The impetus for this post comes from a couple of recent experiences. First, I got copied on the letter sent to an author containing a decision from the editor from a paper that I had refereed so long ago that I had forgotten even refereeing it. Second, every now and then I have conversations with colleagues about where to send papers, which for most journals rely on anecdotes/sample sizes of a couple of experiences (e.g. what is journal X like for turnaround time – well, the one paper I sent there recently took 10 months to get a report, etc.).
As far as I know, there is no centralized table where you can go and look and see how different journals fare in terms of turnaround time. A few journals (AER, the AEJs, J. Financial Economics) have very nice editors’ reports prominent on their websites which allows you to see turnaround statistics. Our journal Q&As with QJE and WBER have also contained some information on this. But most journals don’t seem to have this information, and even those journals that do contain it don’t have it all in a completely comparable form. I’d like to see a table like this for all journals with all columns filled:
The AEJ-Applied is the only one of the above with data also on second submission turnaround times – which is what I also think separates out the journals a lot – some editors are more prepared to not send papers back to referees on relatively minor revisions, speeding up the process a lot. The AER has a table like this, which I think more journals should publish:
Let us know what other statistics you want, and then maybe we can push for more transparency from journals on some of these key statistics, with the aim of publishing some tables like those above on this blog once a year comparing journals. In the meantime, to help authors in seeing how long journals are giving referees to turn in their reports at different journals, here is a figure based on the deadlines given by journals I have refereed for over the last 6 months or so:
Readers, please add in the comments any info on the time you are given at other economics journals you have refereed for recently – it would be good to expand this through crowd-sourcing.

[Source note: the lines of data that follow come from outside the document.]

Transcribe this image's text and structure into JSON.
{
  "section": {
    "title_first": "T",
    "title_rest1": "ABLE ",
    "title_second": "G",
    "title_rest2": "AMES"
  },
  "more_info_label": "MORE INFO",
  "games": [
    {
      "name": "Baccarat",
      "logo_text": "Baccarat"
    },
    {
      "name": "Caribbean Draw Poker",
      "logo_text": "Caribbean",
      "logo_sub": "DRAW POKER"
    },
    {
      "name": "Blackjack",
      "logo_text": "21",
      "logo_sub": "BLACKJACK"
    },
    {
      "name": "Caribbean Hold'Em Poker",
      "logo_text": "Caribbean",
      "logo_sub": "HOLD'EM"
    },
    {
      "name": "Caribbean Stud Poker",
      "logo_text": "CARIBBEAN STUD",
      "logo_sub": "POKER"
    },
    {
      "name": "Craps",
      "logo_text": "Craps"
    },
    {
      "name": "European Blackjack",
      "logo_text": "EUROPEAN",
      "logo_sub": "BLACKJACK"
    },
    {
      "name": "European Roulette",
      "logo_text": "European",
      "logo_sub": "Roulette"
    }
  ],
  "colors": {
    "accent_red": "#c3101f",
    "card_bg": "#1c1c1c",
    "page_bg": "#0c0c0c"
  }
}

Of course a big issue is whether journals actually pro-actively act to chase up with authors and incentivize these deadlines, but there is a big difference in processing time likely to arise from giving people 28 days vs 84 days to turn in their reports in the first place!